Stored entries
= = = = =

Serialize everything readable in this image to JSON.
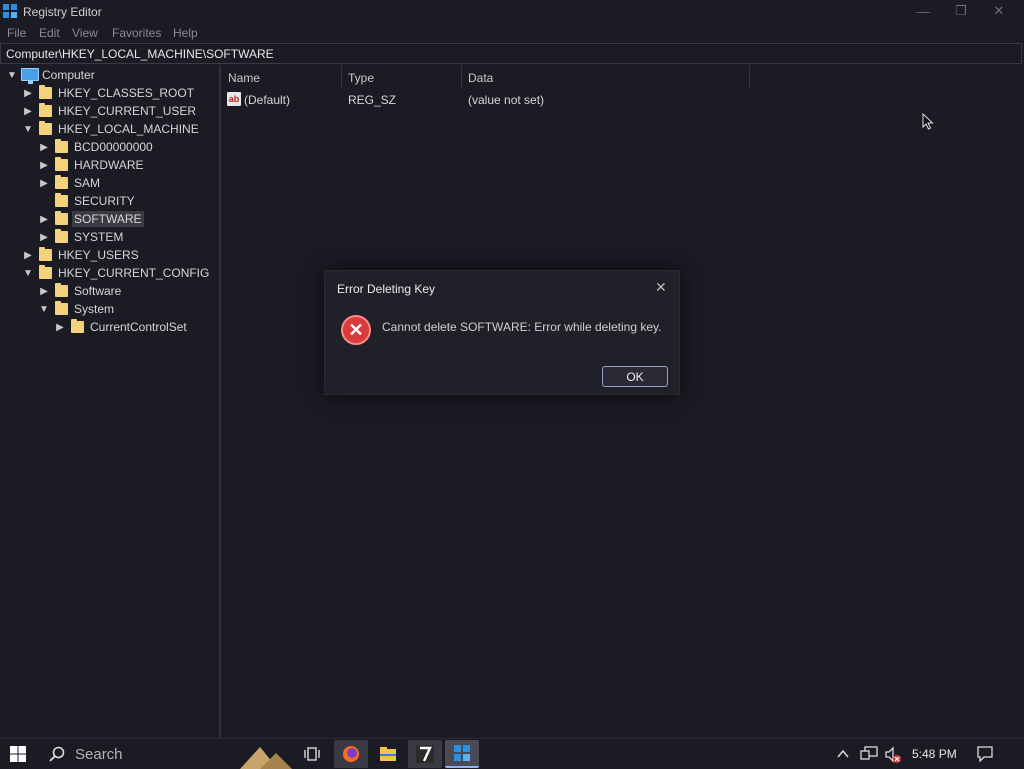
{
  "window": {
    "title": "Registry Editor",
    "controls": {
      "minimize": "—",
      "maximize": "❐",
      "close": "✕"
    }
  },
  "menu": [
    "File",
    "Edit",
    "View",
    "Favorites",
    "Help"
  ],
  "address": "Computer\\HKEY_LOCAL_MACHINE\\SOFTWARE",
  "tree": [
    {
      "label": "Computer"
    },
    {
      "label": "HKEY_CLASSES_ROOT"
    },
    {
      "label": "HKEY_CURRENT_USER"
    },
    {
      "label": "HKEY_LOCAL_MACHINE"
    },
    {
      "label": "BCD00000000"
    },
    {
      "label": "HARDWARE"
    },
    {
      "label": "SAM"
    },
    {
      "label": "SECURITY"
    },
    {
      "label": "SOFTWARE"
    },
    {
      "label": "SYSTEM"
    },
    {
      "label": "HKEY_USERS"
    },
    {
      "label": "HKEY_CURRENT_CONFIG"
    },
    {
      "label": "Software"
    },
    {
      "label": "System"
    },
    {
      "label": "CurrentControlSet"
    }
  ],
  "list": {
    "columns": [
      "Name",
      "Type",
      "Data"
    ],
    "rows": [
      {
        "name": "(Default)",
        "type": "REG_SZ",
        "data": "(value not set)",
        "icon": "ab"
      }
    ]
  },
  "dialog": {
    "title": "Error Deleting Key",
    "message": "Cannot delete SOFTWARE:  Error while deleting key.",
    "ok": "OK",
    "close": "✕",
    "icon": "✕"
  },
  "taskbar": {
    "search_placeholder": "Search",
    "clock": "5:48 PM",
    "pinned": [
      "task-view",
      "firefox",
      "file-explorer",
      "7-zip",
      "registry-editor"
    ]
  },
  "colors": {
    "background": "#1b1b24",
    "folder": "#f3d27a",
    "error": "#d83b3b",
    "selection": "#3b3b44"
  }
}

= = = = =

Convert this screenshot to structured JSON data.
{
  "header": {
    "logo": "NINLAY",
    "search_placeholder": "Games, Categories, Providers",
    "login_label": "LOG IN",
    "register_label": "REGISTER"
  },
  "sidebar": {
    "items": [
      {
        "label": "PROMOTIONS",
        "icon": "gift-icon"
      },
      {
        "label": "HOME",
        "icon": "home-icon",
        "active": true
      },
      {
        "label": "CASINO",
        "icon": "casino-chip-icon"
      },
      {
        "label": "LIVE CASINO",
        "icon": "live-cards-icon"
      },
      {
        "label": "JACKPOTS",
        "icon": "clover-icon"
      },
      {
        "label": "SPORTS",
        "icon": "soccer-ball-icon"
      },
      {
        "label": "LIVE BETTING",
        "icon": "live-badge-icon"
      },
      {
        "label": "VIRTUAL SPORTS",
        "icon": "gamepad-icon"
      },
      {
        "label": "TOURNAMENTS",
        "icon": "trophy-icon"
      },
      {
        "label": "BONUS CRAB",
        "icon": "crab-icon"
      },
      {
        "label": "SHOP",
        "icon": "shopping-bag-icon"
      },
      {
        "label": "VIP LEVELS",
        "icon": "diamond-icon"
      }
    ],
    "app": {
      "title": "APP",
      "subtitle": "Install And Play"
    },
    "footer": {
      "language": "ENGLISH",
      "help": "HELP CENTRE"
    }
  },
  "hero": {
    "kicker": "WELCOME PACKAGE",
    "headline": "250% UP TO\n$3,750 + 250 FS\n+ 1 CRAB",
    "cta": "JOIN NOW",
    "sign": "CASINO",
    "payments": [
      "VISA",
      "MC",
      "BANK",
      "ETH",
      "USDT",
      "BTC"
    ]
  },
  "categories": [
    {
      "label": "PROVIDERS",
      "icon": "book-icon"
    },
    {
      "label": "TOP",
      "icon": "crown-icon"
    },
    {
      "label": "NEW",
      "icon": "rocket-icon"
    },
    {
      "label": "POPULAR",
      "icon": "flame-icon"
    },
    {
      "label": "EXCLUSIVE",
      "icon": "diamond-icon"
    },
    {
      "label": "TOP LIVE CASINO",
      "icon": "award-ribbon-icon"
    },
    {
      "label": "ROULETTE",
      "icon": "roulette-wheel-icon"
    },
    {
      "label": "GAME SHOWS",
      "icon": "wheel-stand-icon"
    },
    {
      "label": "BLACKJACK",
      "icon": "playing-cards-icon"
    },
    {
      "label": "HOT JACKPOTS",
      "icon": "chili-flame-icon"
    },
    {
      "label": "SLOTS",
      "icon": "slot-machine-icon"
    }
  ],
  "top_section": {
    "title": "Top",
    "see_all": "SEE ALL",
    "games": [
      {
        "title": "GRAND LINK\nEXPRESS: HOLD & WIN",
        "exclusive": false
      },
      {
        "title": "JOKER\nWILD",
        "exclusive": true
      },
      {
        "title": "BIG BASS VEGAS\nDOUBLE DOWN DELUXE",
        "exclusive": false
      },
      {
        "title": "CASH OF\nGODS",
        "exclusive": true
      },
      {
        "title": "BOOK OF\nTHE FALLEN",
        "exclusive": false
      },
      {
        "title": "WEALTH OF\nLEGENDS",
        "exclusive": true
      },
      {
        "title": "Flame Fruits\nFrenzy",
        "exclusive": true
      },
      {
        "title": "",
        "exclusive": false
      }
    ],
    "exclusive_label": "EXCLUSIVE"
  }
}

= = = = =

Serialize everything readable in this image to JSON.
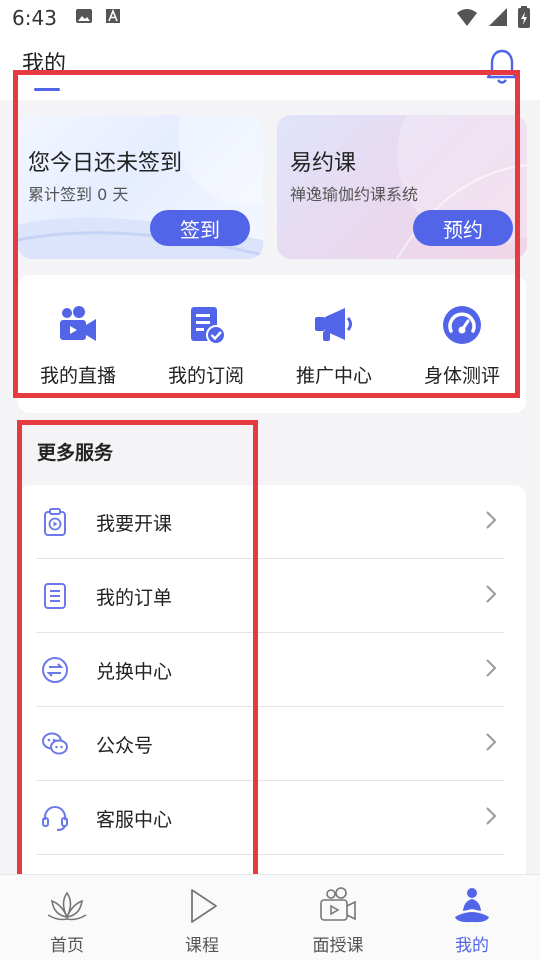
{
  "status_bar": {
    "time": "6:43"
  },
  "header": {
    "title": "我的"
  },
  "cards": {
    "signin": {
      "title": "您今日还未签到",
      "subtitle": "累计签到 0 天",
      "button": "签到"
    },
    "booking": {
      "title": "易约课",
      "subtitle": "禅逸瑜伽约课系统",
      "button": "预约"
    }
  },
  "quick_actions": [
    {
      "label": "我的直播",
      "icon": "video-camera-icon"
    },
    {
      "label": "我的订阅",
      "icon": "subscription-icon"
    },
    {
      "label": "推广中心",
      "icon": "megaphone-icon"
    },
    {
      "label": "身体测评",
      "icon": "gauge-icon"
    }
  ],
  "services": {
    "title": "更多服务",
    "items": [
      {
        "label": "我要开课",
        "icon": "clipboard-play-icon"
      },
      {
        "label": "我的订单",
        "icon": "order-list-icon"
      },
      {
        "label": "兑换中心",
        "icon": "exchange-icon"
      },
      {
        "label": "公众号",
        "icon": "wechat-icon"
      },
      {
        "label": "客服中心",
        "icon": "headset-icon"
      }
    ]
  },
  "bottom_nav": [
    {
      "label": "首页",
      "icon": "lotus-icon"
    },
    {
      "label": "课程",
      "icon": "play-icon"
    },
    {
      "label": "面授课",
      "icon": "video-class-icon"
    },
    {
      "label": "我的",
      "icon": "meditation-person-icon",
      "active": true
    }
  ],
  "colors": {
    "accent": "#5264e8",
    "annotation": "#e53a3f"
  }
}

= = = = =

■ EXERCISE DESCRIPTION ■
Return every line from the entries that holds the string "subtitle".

■ SOLUTION BELOW ■
      "subtitle": "Install And Play"
      "subtitle": "累计签到 0 天",
      "subtitle": "禅逸瑜伽约课系统",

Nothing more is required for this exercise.